Newcastle Art Gallery Director Lauretta Morton OAM said one of the reasons Newcastle continues to produce and attract artistic talent was the amount of galleries and structures that support artistic practice within the city.
“We have some amazing artist-run initiative spaces as well the public Newcastle Art Gallery and lots of commercial galleries, but we also have contemporary spaces like The Lock-Up that we work with, and Newcastle Art Space which does a brilliant job encouraging and mentoring artists. ” Lauretta explained.
“So, there are some really wonderful ways of actually starting studio practice in Newcastle, and it’s very hard to find that in a lot of places.”
And it’s not just the visual arts scene that is flourishing in Newcastle. Performing arts culture is also strong with theatre companies such as Tantrum Youth Arts, Hunter Drama, Newcastle Theatre Company, and The Very Popular Theatre Company, providing numerous opportunities for budding performers - amateurs, and professionals alike.
Organisations like Catapult Dance Choreographic Hub are also ensuring Newcastle continues to be an ideal city for artists to hone their craft.
The not-for-profit contemporary dance organisation caters to professional and emerging artists, young people, and the community through the Catapult Dance Company, Propel choreographic artist-in residence program, the youth-focused Flipside Project, community programs, school workshops and more.
Lauretta added that the education options that exist in Newcastle make Newcastle an ideal base for budding artists wanting to hone their craft.
“We have a fantastic art school which is TAFE-run that’s all about practical learning and being taught by practicing artists and the calibre of those teachers is what draws people to come here and learn,” she said.
“Also, the Fine Arts course at the University of Newcastle has morphed into Creative Industries so, we’re getting a lot more young creatives outside of the fine arts sector – filmmakers, photographers, graphic designers, and the city is becoming a real creative hub.”
The unique coastal town-meets vibrant city aesthetic of Newcastle, and the fact that living here is generally more affordable than metropolitan centres, also make the city a great option for artists looking for a home to refine and develop their practice.
“The other great thing about Newcastle is that we’re still small enough to trial stuff and to experiment and, if we get it wrong it doesn’t matter, we’ll just do something else,” Lauretta said.
“For us, it’s about surprising ourselves as much as others and Newcastle is a great place to do that.”
Lauretta added that the gallery had recently appointed two heads of departments who have relocated from interstate - a ringing endorsement of the cultural institution and the lifestyle that the city affords.
Newcastle Art Gallery is undergoing a major upgrade and expansion that will help cement Newcastle’s reputation as a vibrant cultural hub and usher in a new era of cultural tourism in the city.

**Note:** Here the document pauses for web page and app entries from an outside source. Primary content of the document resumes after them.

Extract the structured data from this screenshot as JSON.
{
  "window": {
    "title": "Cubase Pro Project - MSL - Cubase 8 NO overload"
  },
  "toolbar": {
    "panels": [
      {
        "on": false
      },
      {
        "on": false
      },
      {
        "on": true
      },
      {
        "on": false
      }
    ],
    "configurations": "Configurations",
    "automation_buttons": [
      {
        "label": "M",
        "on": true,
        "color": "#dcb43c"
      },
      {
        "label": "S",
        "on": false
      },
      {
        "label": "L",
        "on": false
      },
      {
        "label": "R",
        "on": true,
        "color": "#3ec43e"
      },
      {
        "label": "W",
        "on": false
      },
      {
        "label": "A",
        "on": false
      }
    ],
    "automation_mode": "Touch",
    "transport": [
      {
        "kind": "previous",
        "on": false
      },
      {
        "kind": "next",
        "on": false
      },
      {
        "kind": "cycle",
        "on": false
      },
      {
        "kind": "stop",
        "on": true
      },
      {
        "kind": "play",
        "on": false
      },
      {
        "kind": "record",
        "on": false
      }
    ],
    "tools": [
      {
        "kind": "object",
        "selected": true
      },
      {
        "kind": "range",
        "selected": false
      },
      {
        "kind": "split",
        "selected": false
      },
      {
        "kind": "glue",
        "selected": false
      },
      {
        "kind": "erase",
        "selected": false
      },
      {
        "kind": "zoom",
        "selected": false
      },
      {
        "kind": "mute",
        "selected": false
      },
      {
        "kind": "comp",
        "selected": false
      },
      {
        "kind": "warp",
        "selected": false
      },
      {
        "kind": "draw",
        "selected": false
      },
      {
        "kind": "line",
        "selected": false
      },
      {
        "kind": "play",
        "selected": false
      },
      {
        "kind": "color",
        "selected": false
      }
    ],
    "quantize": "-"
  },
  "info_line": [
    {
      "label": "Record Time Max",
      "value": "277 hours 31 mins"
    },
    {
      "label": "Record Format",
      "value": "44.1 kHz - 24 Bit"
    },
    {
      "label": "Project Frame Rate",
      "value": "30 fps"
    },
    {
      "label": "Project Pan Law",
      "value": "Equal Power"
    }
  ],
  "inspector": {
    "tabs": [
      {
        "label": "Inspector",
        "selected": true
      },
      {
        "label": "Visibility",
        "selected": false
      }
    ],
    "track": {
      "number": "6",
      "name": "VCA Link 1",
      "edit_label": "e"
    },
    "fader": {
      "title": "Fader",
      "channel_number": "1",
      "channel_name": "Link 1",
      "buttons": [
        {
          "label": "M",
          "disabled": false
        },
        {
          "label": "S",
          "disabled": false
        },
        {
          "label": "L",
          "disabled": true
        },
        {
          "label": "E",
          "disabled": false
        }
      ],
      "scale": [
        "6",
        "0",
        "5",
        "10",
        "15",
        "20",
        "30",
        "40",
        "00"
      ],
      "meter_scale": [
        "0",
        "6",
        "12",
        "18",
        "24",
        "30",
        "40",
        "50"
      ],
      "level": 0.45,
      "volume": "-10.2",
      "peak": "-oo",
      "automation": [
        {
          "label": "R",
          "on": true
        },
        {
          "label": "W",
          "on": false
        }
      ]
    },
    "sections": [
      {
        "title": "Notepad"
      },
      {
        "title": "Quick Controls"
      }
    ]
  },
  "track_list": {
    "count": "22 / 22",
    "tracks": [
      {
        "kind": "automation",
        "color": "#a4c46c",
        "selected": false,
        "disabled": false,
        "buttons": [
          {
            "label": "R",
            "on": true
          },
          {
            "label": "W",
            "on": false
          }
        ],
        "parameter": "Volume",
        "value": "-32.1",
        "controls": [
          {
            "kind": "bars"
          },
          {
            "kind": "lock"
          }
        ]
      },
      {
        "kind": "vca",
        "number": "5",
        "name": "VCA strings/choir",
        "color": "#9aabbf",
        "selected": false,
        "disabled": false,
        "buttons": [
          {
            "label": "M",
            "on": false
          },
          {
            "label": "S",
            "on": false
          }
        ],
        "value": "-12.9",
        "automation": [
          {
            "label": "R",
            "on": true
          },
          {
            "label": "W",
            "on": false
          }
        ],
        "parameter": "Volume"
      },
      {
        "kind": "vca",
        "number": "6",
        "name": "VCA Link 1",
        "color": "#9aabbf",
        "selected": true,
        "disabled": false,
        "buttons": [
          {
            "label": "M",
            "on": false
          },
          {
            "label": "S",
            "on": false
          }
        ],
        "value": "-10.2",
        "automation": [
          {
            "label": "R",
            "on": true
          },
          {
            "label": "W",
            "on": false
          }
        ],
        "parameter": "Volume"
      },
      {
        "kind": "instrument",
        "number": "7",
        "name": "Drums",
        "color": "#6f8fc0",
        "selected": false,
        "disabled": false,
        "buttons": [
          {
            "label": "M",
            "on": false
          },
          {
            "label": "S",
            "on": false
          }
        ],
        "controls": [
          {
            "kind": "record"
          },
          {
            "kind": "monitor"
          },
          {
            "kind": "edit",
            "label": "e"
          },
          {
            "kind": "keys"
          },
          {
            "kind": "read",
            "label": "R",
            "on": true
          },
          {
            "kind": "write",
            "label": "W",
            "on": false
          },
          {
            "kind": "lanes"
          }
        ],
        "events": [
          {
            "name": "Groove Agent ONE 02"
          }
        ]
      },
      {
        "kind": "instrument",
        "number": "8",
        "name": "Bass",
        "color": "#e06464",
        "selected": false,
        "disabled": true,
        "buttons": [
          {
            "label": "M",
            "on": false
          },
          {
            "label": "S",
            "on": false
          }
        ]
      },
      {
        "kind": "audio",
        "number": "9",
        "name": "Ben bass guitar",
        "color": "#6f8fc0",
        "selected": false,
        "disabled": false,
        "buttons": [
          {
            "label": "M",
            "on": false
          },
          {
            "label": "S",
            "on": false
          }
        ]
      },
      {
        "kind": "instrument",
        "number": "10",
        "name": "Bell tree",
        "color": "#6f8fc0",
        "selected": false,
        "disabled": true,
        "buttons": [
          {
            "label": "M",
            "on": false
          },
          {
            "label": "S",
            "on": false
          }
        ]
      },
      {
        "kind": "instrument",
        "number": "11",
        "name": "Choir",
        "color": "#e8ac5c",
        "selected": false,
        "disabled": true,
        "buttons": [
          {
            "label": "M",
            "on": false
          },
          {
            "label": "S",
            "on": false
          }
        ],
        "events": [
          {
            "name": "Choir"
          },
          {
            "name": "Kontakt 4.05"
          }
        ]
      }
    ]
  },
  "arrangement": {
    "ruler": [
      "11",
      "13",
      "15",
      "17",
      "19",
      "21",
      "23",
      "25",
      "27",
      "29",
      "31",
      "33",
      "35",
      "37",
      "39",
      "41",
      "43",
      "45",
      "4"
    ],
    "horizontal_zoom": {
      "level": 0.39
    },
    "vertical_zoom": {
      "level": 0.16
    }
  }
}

Despite the gallery currently being closed, Lauretta said it was continuing to work with external galleries and artist-run initiatives, typifying that sense of collaboration that exists across all Newcastle creative industries.

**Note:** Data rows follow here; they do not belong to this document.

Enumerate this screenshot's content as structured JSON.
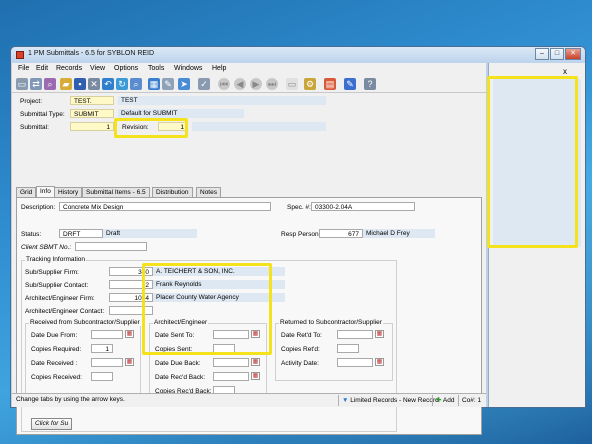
{
  "window": {
    "title": "1 PM Submittals - 6.5 for SYBLON REID",
    "close_glyph": "x"
  },
  "menu": [
    "File",
    "Edit",
    "Records",
    "View",
    "Options",
    "Tools",
    "Windows",
    "Help"
  ],
  "header": {
    "project_label": "Project:",
    "project_code": "TEST.",
    "project_name": "TEST",
    "submittal_type_label": "Submittal Type:",
    "submittal_type_code": "SUBMIT",
    "submittal_type_name": "Default for SUBMIT",
    "submittal_label": "Submittal:",
    "submittal_value": "1",
    "revision_label": "Revision:",
    "revision_value": "1"
  },
  "tabs": [
    "Grid",
    "Info",
    "History",
    "Submittal Items - 6.5",
    "Distribution",
    "Notes"
  ],
  "info": {
    "description_label": "Description:",
    "description_value": "Concrete Mix Design",
    "spec_label": "Spec. #:",
    "spec_value": "03300-2.04A",
    "status_label": "Status:",
    "status_code": "DRFT",
    "status_name": "Draft",
    "resp_label": "Resp Person:",
    "resp_id": "677",
    "resp_name": "Michael D Frey",
    "client_label": "Client SBMT No.:",
    "client_value": "",
    "tracking_title": "Tracking Information",
    "sub_firm_label": "Sub/Supplier Firm:",
    "sub_firm_id": "340",
    "sub_firm_name": "A. TEICHERT & SON, INC.",
    "sub_contact_label": "Sub/Supplier Contact:",
    "sub_contact_id": "2",
    "sub_contact_name": "Frank Reynolds",
    "arch_firm_label": "Architect/Engineer Firm:",
    "arch_firm_id": "1054",
    "arch_firm_name": "Placer County Water Agency",
    "arch_contact_label": "Architect/Engineer Contact:",
    "arch_contact_value": ""
  },
  "received": {
    "title": "Received from Subcontractor/Supplier",
    "date_due_label": "Date Due From:",
    "copies_required_label": "Copies Required:",
    "copies_required_value": "1",
    "date_received_label": "Date Received :",
    "copies_received_label": "Copies Received:"
  },
  "architect": {
    "title": "Architect/Engineer",
    "date_sent_label": "Date Sent To:",
    "copies_sent_label": "Copies Sent:",
    "date_due_back_label": "Date Due Back:",
    "date_recd_back_label": "Date Rec'd Back:",
    "copies_recd_back_label": "Copies Rec'd Back:"
  },
  "returned": {
    "title": "Returned to Subcontractor/Supplier",
    "date_retd_label": "Date Ret'd To:",
    "copies_retd_label": "Copies Ret'd:",
    "activity_label": "Activity Date:"
  },
  "button_click": "Click for Su",
  "status": {
    "hint": "Change tabs by using the arrow keys.",
    "records": "Limited Records - New Record",
    "add": "Add",
    "co": "Co#: 1"
  },
  "colors": {
    "highlight": "#f4e21c",
    "yellow_field": "#fff9c8",
    "blue_field": "#dde8f2"
  }
}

“We’ve got probably two years where we won’t have a building to work from, so we’ve been working across those spaces to hold some of our events,” she said.

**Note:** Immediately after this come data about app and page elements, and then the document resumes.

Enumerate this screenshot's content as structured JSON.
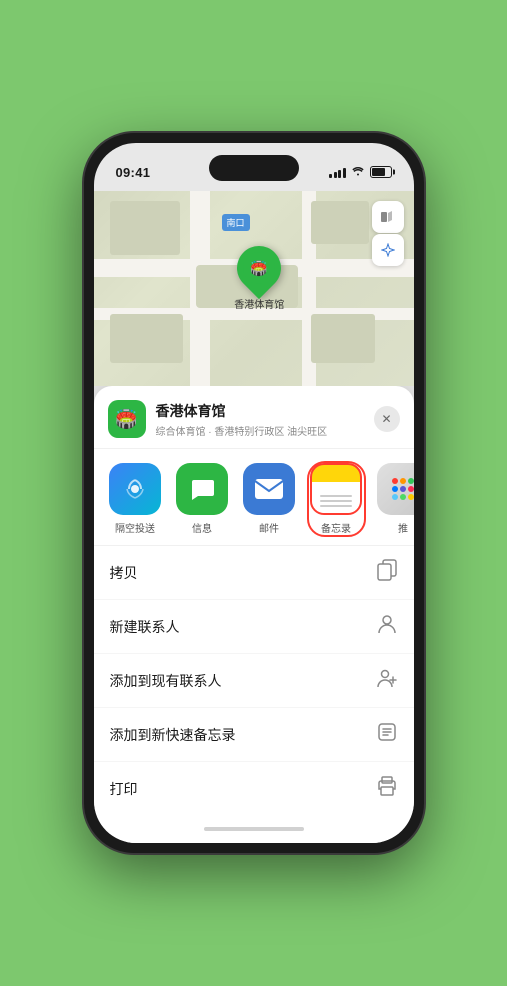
{
  "statusBar": {
    "time": "09:41",
    "locationIcon": "▶"
  },
  "map": {
    "label": "南口",
    "pin": {
      "label": "香港体育馆"
    }
  },
  "sheet": {
    "venueName": "香港体育馆",
    "venueDesc": "综合体育馆 · 香港特别行政区 油尖旺区",
    "closeLabel": "✕"
  },
  "shareItems": [
    {
      "id": "airdrop",
      "label": "隔空投送",
      "icon": "📡"
    },
    {
      "id": "message",
      "label": "信息",
      "icon": "💬"
    },
    {
      "id": "mail",
      "label": "邮件",
      "icon": "✉"
    },
    {
      "id": "notes",
      "label": "备忘录",
      "icon": "📝"
    },
    {
      "id": "more",
      "label": "推",
      "icon": "···"
    }
  ],
  "actions": [
    {
      "label": "拷贝",
      "icon": "copy"
    },
    {
      "label": "新建联系人",
      "icon": "person"
    },
    {
      "label": "添加到现有联系人",
      "icon": "person-add"
    },
    {
      "label": "添加到新快速备忘录",
      "icon": "memo"
    },
    {
      "label": "打印",
      "icon": "print"
    }
  ]
}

“We at Newcastle Art Gallery are very much aware of our position in the city as being like an anchor point, and working with all those great artist-run initiatives as well as the commercial galleries.
“It’s really important that we have a central focus.”
One innovative way the gallery is operating during the redevelopment is through partnership with the Night Galleries project.
The project is all about creating safer spaces in Newcastle through the creation of purpose-built interactive light installations that display works of art from the gallery’s formidable $126million collection.
Located in Kuwumi Place, Pacific Park and Market Street Steps, these installations are responsive to touch and movement and have augmented reality capability via the City of Newcastle app.
Lauretta, who recently returned from a trip to the UK, said she was buoyed by the reception Newcastle has received from international colleagues.
“I just spent some time in the UK and spoke to a few colleagues in the industry and they all said: ‘Newcastle – there’s a lot of stuff we’re hearing about Newcastle – you’ve got great beaches, a great museum and art gallery,’ which is so encouraging to see.”